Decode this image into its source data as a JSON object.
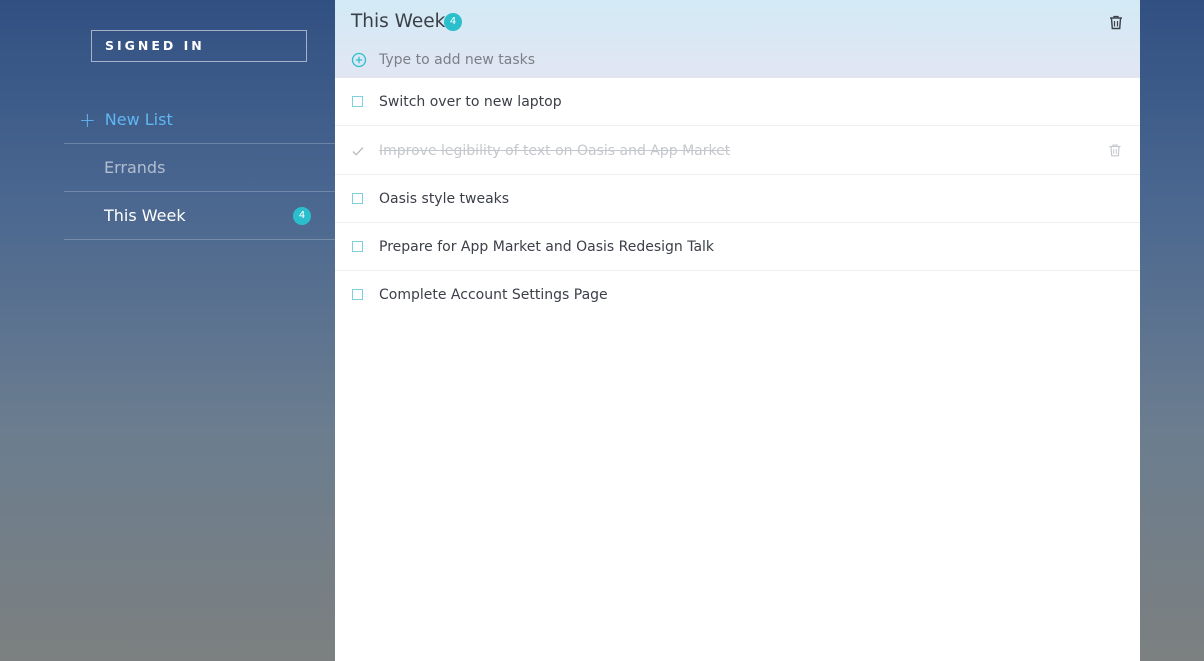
{
  "sidebar": {
    "signed_in_label": "SIGNED IN",
    "new_list_label": "New List",
    "lists": [
      {
        "label": "Errands",
        "count": null
      },
      {
        "label": "This Week",
        "count": "4"
      }
    ]
  },
  "main": {
    "title": "This Week",
    "count": "4",
    "add_placeholder": "Type to add new tasks",
    "tasks": [
      {
        "text": "Switch over to new laptop",
        "done": false
      },
      {
        "text": "Improve legibility of text on Oasis and App Market",
        "done": true
      },
      {
        "text": "Oasis style tweaks",
        "done": false
      },
      {
        "text": "Prepare for App Market and Oasis Redesign Talk",
        "done": false
      },
      {
        "text": "Complete Account Settings Page",
        "done": false
      }
    ]
  },
  "colors": {
    "accent": "#2bbfce",
    "link": "#5fb6f2",
    "checkbox_border": "#7ecfe0"
  }
}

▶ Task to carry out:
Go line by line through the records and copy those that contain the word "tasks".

▶ Solution below:
    "add_placeholder": "Type to add new tasks",
    "tasks": [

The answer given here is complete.